▶ _WORK ITEM_:
Write the entries out again exactly; any picture among them gets left out.

▶ _MATERIAL FOR THE TASK_:
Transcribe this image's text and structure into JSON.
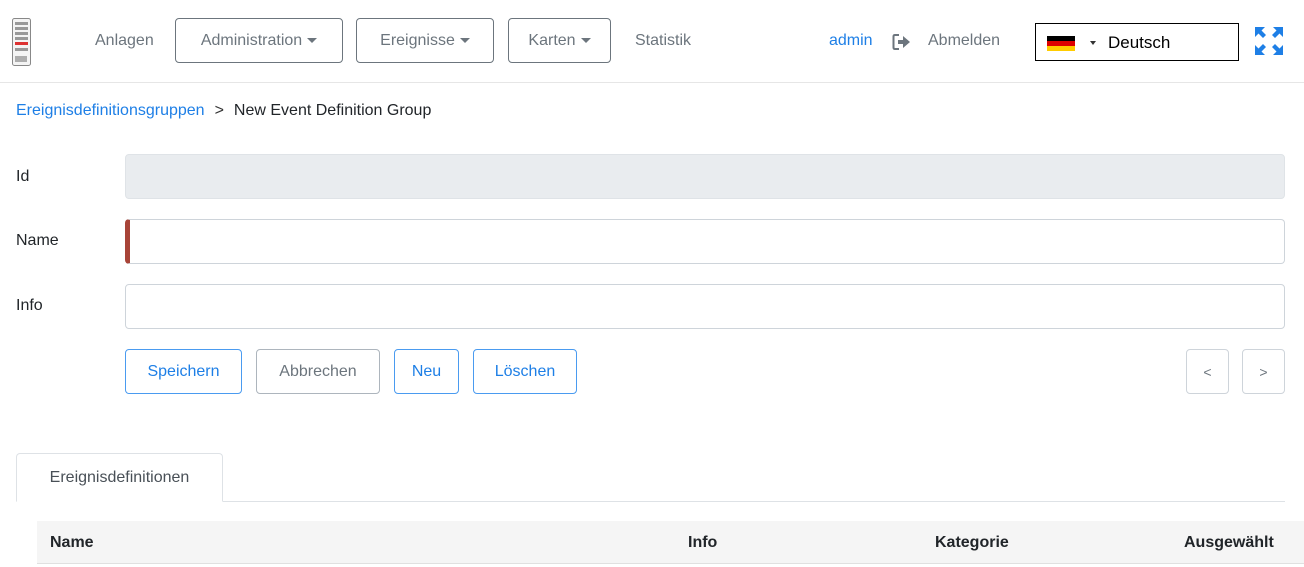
{
  "header": {
    "nav": {
      "anlagen": "Anlagen",
      "administration": "Administration",
      "ereignisse": "Ereignisse",
      "karten": "Karten",
      "statistik": "Statistik"
    },
    "user": "admin",
    "logout": "Abmelden",
    "language": {
      "selected": "Deutsch",
      "flag": "german-flag"
    },
    "icons": {
      "logo": "server-logo-icon",
      "logout": "sign-out-icon",
      "fullscreen": "expand-arrows-icon"
    }
  },
  "breadcrumb": {
    "parent": "Ereignisdefinitionsgruppen",
    "separator": ">",
    "current": "New Event Definition Group"
  },
  "form": {
    "id_label": "Id",
    "id_value": "",
    "name_label": "Name",
    "name_value": "",
    "info_label": "Info",
    "info_value": ""
  },
  "buttons": {
    "save": "Speichern",
    "cancel": "Abbrechen",
    "new": "Neu",
    "delete": "Löschen",
    "prev": "<",
    "next": ">"
  },
  "tabs": [
    {
      "label": "Ereignisdefinitionen"
    }
  ],
  "table": {
    "columns": [
      "Name",
      "Info",
      "Kategorie",
      "Ausgewählt"
    ]
  },
  "colors": {
    "primary": "#1e7fe6",
    "required_marker": "#a84438",
    "fullscreen_icon": "#1e7fe6"
  }
}
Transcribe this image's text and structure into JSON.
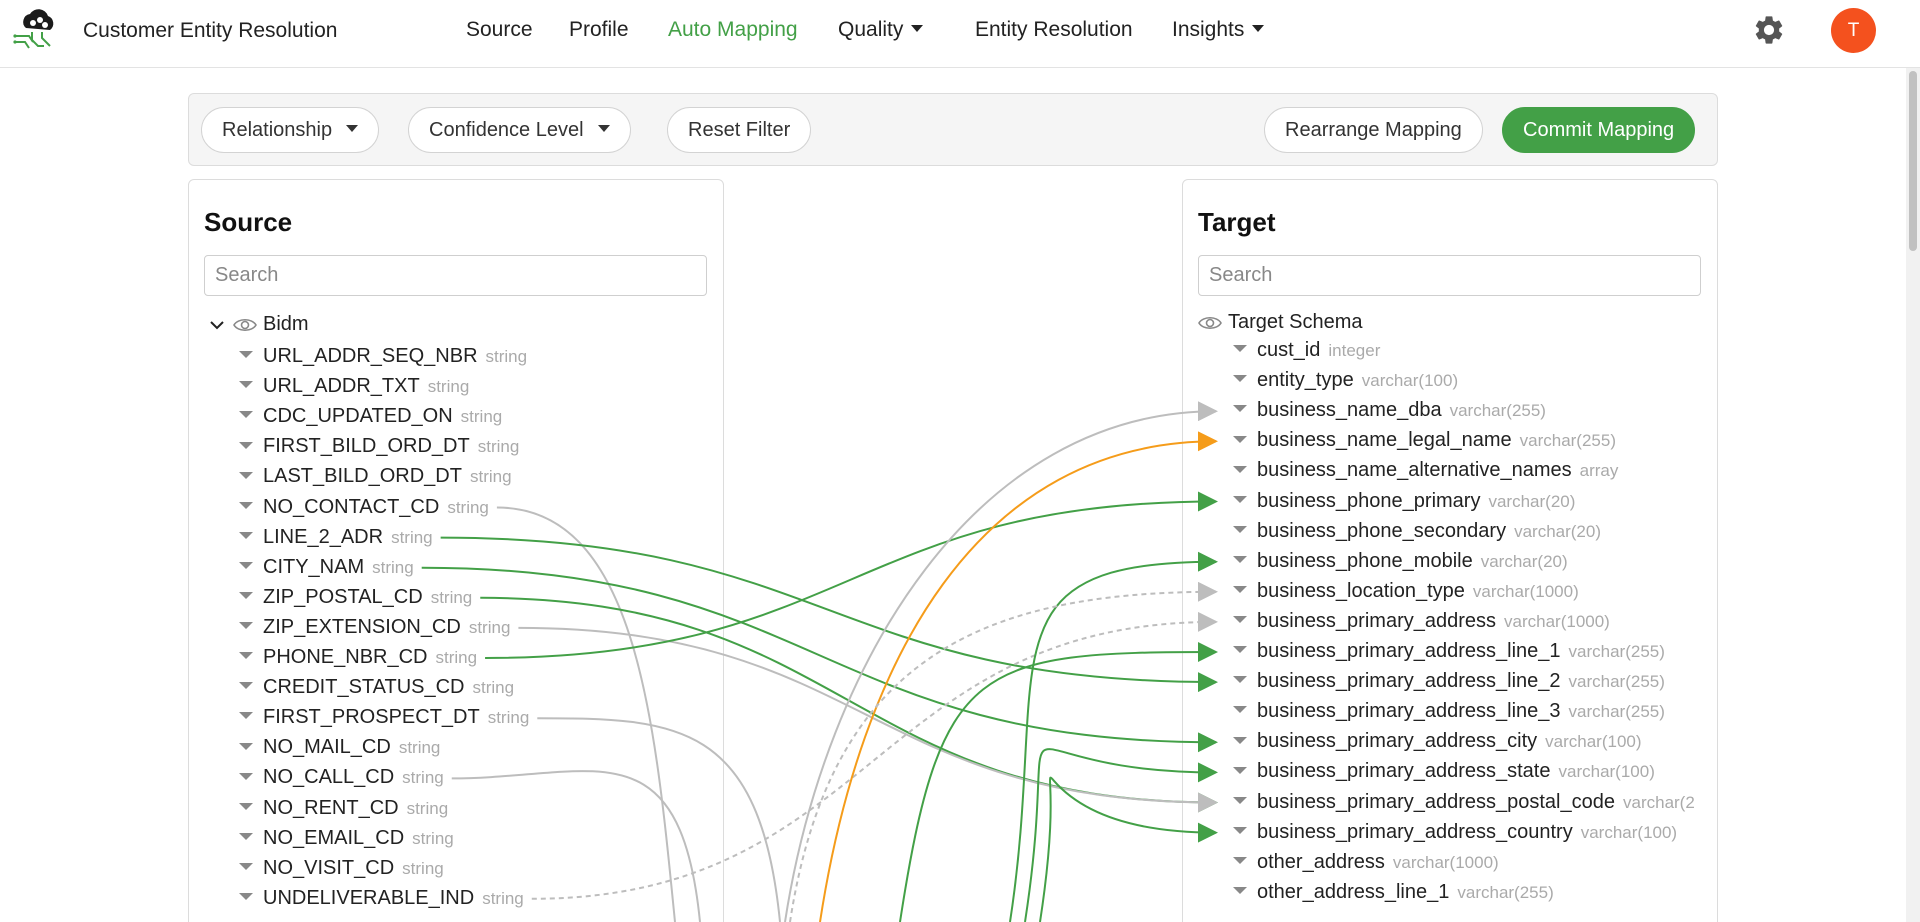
{
  "app": {
    "title": "Customer Entity Resolution",
    "avatar_initial": "T"
  },
  "nav": {
    "items": [
      {
        "label": "Source",
        "active": false,
        "dropdown": false
      },
      {
        "label": "Profile",
        "active": false,
        "dropdown": false
      },
      {
        "label": "Auto Mapping",
        "active": true,
        "dropdown": false
      },
      {
        "label": "Quality",
        "active": false,
        "dropdown": true
      },
      {
        "label": "Entity Resolution",
        "active": false,
        "dropdown": false
      },
      {
        "label": "Insights",
        "active": false,
        "dropdown": true
      }
    ]
  },
  "filters": {
    "relationship": "Relationship",
    "confidence": "Confidence Level",
    "reset": "Reset Filter",
    "rearrange": "Rearrange Mapping",
    "commit": "Commit Mapping"
  },
  "source": {
    "title": "Source",
    "search_placeholder": "Search",
    "schema": "Bidm",
    "fields": [
      {
        "name": "URL_ADDR_SEQ_NBR",
        "type": "string"
      },
      {
        "name": "URL_ADDR_TXT",
        "type": "string"
      },
      {
        "name": "CDC_UPDATED_ON",
        "type": "string"
      },
      {
        "name": "FIRST_BILD_ORD_DT",
        "type": "string"
      },
      {
        "name": "LAST_BILD_ORD_DT",
        "type": "string"
      },
      {
        "name": "NO_CONTACT_CD",
        "type": "string"
      },
      {
        "name": "LINE_2_ADR",
        "type": "string"
      },
      {
        "name": "CITY_NAM",
        "type": "string"
      },
      {
        "name": "ZIP_POSTAL_CD",
        "type": "string"
      },
      {
        "name": "ZIP_EXTENSION_CD",
        "type": "string"
      },
      {
        "name": "PHONE_NBR_CD",
        "type": "string"
      },
      {
        "name": "CREDIT_STATUS_CD",
        "type": "string"
      },
      {
        "name": "FIRST_PROSPECT_DT",
        "type": "string"
      },
      {
        "name": "NO_MAIL_CD",
        "type": "string"
      },
      {
        "name": "NO_CALL_CD",
        "type": "string"
      },
      {
        "name": "NO_RENT_CD",
        "type": "string"
      },
      {
        "name": "NO_EMAIL_CD",
        "type": "string"
      },
      {
        "name": "NO_VISIT_CD",
        "type": "string"
      },
      {
        "name": "UNDELIVERABLE_IND",
        "type": "string"
      }
    ]
  },
  "target": {
    "title": "Target",
    "search_placeholder": "Search",
    "schema": "Target Schema",
    "fields": [
      {
        "name": "cust_id",
        "type": "integer"
      },
      {
        "name": "entity_type",
        "type": "varchar(100)"
      },
      {
        "name": "business_name_dba",
        "type": "varchar(255)"
      },
      {
        "name": "business_name_legal_name",
        "type": "varchar(255)"
      },
      {
        "name": "business_name_alternative_names",
        "type": "array"
      },
      {
        "name": "business_phone_primary",
        "type": "varchar(20)"
      },
      {
        "name": "business_phone_secondary",
        "type": "varchar(20)"
      },
      {
        "name": "business_phone_mobile",
        "type": "varchar(20)"
      },
      {
        "name": "business_location_type",
        "type": "varchar(1000)"
      },
      {
        "name": "business_primary_address",
        "type": "varchar(1000)"
      },
      {
        "name": "business_primary_address_line_1",
        "type": "varchar(255)"
      },
      {
        "name": "business_primary_address_line_2",
        "type": "varchar(255)"
      },
      {
        "name": "business_primary_address_line_3",
        "type": "varchar(255)"
      },
      {
        "name": "business_primary_address_city",
        "type": "varchar(100)"
      },
      {
        "name": "business_primary_address_state",
        "type": "varchar(100)"
      },
      {
        "name": "business_primary_address_postal_code",
        "type": "varchar(2"
      },
      {
        "name": "business_primary_address_country",
        "type": "varchar(100)"
      },
      {
        "name": "other_address",
        "type": "varchar(1000)"
      },
      {
        "name": "other_address_line_1",
        "type": "varchar(255)"
      }
    ]
  },
  "mapping_colors": {
    "high": "#43a047",
    "medium": "#f59c1a",
    "low": "#bdbdbd"
  },
  "mappings": [
    {
      "from": "NO_CONTACT_CD",
      "to_offscreen": true,
      "confidence": "low",
      "style": "solid"
    },
    {
      "from": "LINE_2_ADR",
      "to": "business_primary_address_line_2",
      "confidence": "high",
      "style": "solid"
    },
    {
      "from": "CITY_NAM",
      "to": "business_primary_address_city",
      "confidence": "high",
      "style": "solid"
    },
    {
      "from": "ZIP_POSTAL_CD",
      "to": "business_primary_address_postal_code",
      "confidence": "high",
      "style": "solid"
    },
    {
      "from": "ZIP_EXTENSION_CD",
      "to": "business_primary_address_postal_code",
      "confidence": "low",
      "style": "solid"
    },
    {
      "from": "PHONE_NBR_CD",
      "to": "business_phone_primary",
      "confidence": "high",
      "style": "solid"
    },
    {
      "from": "FIRST_PROSPECT_DT",
      "to_offscreen": true,
      "confidence": "low",
      "style": "solid"
    },
    {
      "from": "NO_CALL_CD",
      "to_offscreen": true,
      "confidence": "low",
      "style": "solid"
    },
    {
      "from": "UNDELIVERABLE_IND",
      "to": "business_primary_address",
      "confidence": "low",
      "style": "dashed"
    },
    {
      "from_offscreen": true,
      "to": "business_name_dba",
      "confidence": "low",
      "style": "solid"
    },
    {
      "from_offscreen": true,
      "to": "business_name_legal_name",
      "confidence": "medium",
      "style": "solid"
    },
    {
      "from_offscreen": true,
      "to": "business_phone_mobile",
      "confidence": "high",
      "style": "solid"
    },
    {
      "from_offscreen": true,
      "to": "business_location_type",
      "confidence": "low",
      "style": "dashed"
    },
    {
      "from_offscreen": true,
      "to": "business_primary_address_line_1",
      "confidence": "high",
      "style": "solid"
    },
    {
      "from_offscreen": true,
      "to": "business_primary_address_state",
      "confidence": "high",
      "style": "solid"
    },
    {
      "from_offscreen": true,
      "to": "business_primary_address_country",
      "confidence": "high",
      "style": "solid"
    }
  ]
}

▶ _ANSWER TO THIS PROBLEM_:
Transcribe this image's text and structure into JSON.
{
  "header": {
    "nav": {
      "anlagen": "Anlagen",
      "administration": "Administration",
      "ereignisse": "Ereignisse",
      "karten": "Karten",
      "statistik": "Statistik"
    },
    "user": "admin",
    "logout": "Abmelden",
    "language": {
      "selected": "Deutsch",
      "flag": "german-flag"
    },
    "icons": {
      "logo": "server-logo-icon",
      "logout": "sign-out-icon",
      "fullscreen": "expand-arrows-icon"
    }
  },
  "breadcrumb": {
    "parent": "Ereignisdefinitionsgruppen",
    "separator": ">",
    "current": "New Event Definition Group"
  },
  "form": {
    "id_label": "Id",
    "id_value": "",
    "name_label": "Name",
    "name_value": "",
    "info_label": "Info",
    "info_value": ""
  },
  "buttons": {
    "save": "Speichern",
    "cancel": "Abbrechen",
    "new": "Neu",
    "delete": "Löschen",
    "prev": "<",
    "next": ">"
  },
  "tabs": [
    {
      "label": "Ereignisdefinitionen"
    }
  ],
  "table": {
    "columns": [
      "Name",
      "Info",
      "Kategorie",
      "Ausgewählt"
    ]
  },
  "colors": {
    "primary": "#1e7fe6",
    "required_marker": "#a84438",
    "fullscreen_icon": "#1e7fe6"
  }
}
Transcribe this image's text and structure into JSON.
{
  "app": {
    "title": "Customer Entity Resolution",
    "avatar_initial": "T"
  },
  "nav": {
    "items": [
      {
        "label": "Source",
        "active": false,
        "dropdown": false
      },
      {
        "label": "Profile",
        "active": false,
        "dropdown": false
      },
      {
        "label": "Auto Mapping",
        "active": true,
        "dropdown": false
      },
      {
        "label": "Quality",
        "active": false,
        "dropdown": true
      },
      {
        "label": "Entity Resolution",
        "active": false,
        "dropdown": false
      },
      {
        "label": "Insights",
        "active": false,
        "dropdown": true
      }
    ]
  },
  "filters": {
    "relationship": "Relationship",
    "confidence": "Confidence Level",
    "reset": "Reset Filter",
    "rearrange": "Rearrange Mapping",
    "commit": "Commit Mapping"
  },
  "source": {
    "title": "Source",
    "search_placeholder": "Search",
    "schema": "Bidm",
    "fields": [
      {
        "name": "URL_ADDR_SEQ_NBR",
        "type": "string"
      },
      {
        "name": "URL_ADDR_TXT",
        "type": "string"
      },
      {
        "name": "CDC_UPDATED_ON",
        "type": "string"
      },
      {
        "name": "FIRST_BILD_ORD_DT",
        "type": "string"
      },
      {
        "name": "LAST_BILD_ORD_DT",
        "type": "string"
      },
      {
        "name": "NO_CONTACT_CD",
        "type": "string"
      },
      {
        "name": "LINE_2_ADR",
        "type": "string"
      },
      {
        "name": "CITY_NAM",
        "type": "string"
      },
      {
        "name": "ZIP_POSTAL_CD",
        "type": "string"
      },
      {
        "name": "ZIP_EXTENSION_CD",
        "type": "string"
      },
      {
        "name": "PHONE_NBR_CD",
        "type": "string"
      },
      {
        "name": "CREDIT_STATUS_CD",
        "type": "string"
      },
      {
        "name": "FIRST_PROSPECT_DT",
        "type": "string"
      },
      {
        "name": "NO_MAIL_CD",
        "type": "string"
      },
      {
        "name": "NO_CALL_CD",
        "type": "string"
      },
      {
        "name": "NO_RENT_CD",
        "type": "string"
      },
      {
        "name": "NO_EMAIL_CD",
        "type": "string"
      },
      {
        "name": "NO_VISIT_CD",
        "type": "string"
      },
      {
        "name": "UNDELIVERABLE_IND",
        "type": "string"
      }
    ]
  },
  "target": {
    "title": "Target",
    "search_placeholder": "Search",
    "schema": "Target Schema",
    "fields": [
      {
        "name": "cust_id",
        "type": "integer"
      },
      {
        "name": "entity_type",
        "type": "varchar(100)"
      },
      {
        "name": "business_name_dba",
        "type": "varchar(255)"
      },
      {
        "name": "business_name_legal_name",
        "type": "varchar(255)"
      },
      {
        "name": "business_name_alternative_names",
        "type": "array"
      },
      {
        "name": "business_phone_primary",
        "type": "varchar(20)"
      },
      {
        "name": "business_phone_secondary",
        "type": "varchar(20)"
      },
      {
        "name": "business_phone_mobile",
        "type": "varchar(20)"
      },
      {
        "name": "business_location_type",
        "type": "varchar(1000)"
      },
      {
        "name": "business_primary_address",
        "type": "varchar(1000)"
      },
      {
        "name": "business_primary_address_line_1",
        "type": "varchar(255)"
      },
      {
        "name": "business_primary_address_line_2",
        "type": "varchar(255)"
      },
      {
        "name": "business_primary_address_line_3",
        "type": "varchar(255)"
      },
      {
        "name": "business_primary_address_city",
        "type": "varchar(100)"
      },
      {
        "name": "business_primary_address_state",
        "type": "varchar(100)"
      },
      {
        "name": "business_primary_address_postal_code",
        "type": "varchar(2"
      },
      {
        "name": "business_primary_address_country",
        "type": "varchar(100)"
      },
      {
        "name": "other_address",
        "type": "varchar(1000)"
      },
      {
        "name": "other_address_line_1",
        "type": "varchar(255)"
      }
    ]
  },
  "mapping_colors": {
    "high": "#43a047",
    "medium": "#f59c1a",
    "low": "#bdbdbd"
  },
  "mappings": [
    {
      "from": "NO_CONTACT_CD",
      "to_offscreen": true,
      "confidence": "low",
      "style": "solid"
    },
    {
      "from": "LINE_2_ADR",
      "to": "business_primary_address_line_2",
      "confidence": "high",
      "style": "solid"
    },
    {
      "from": "CITY_NAM",
      "to": "business_primary_address_city",
      "confidence": "high",
      "style": "solid"
    },
    {
      "from": "ZIP_POSTAL_CD",
      "to": "business_primary_address_postal_code",
      "confidence": "high",
      "style": "solid"
    },
    {
      "from": "ZIP_EXTENSION_CD",
      "to": "business_primary_address_postal_code",
      "confidence": "low",
      "style": "solid"
    },
    {
      "from": "PHONE_NBR_CD",
      "to": "business_phone_primary",
      "confidence": "high",
      "style": "solid"
    },
    {
      "from": "FIRST_PROSPECT_DT",
      "to_offscreen": true,
      "confidence": "low",
      "style": "solid"
    },
    {
      "from": "NO_CALL_CD",
      "to_offscreen": true,
      "confidence": "low",
      "style": "solid"
    },
    {
      "from": "UNDELIVERABLE_IND",
      "to": "business_primary_address",
      "confidence": "low",
      "style": "dashed"
    },
    {
      "from_offscreen": true,
      "to": "business_name_dba",
      "confidence": "low",
      "style": "solid"
    },
    {
      "from_offscreen": true,
      "to": "business_name_legal_name",
      "confidence": "medium",
      "style": "solid"
    },
    {
      "from_offscreen": true,
      "to": "business_phone_mobile",
      "confidence": "high",
      "style": "solid"
    },
    {
      "from_offscreen": true,
      "to": "business_location_type",
      "confidence": "low",
      "style": "dashed"
    },
    {
      "from_offscreen": true,
      "to": "business_primary_address_line_1",
      "confidence": "high",
      "style": "solid"
    },
    {
      "from_offscreen": true,
      "to": "business_primary_address_state",
      "confidence": "high",
      "style": "solid"
    },
    {
      "from_offscreen": true,
      "to": "business_primary_address_country",
      "confidence": "high",
      "style": "solid"
    }
  ]
}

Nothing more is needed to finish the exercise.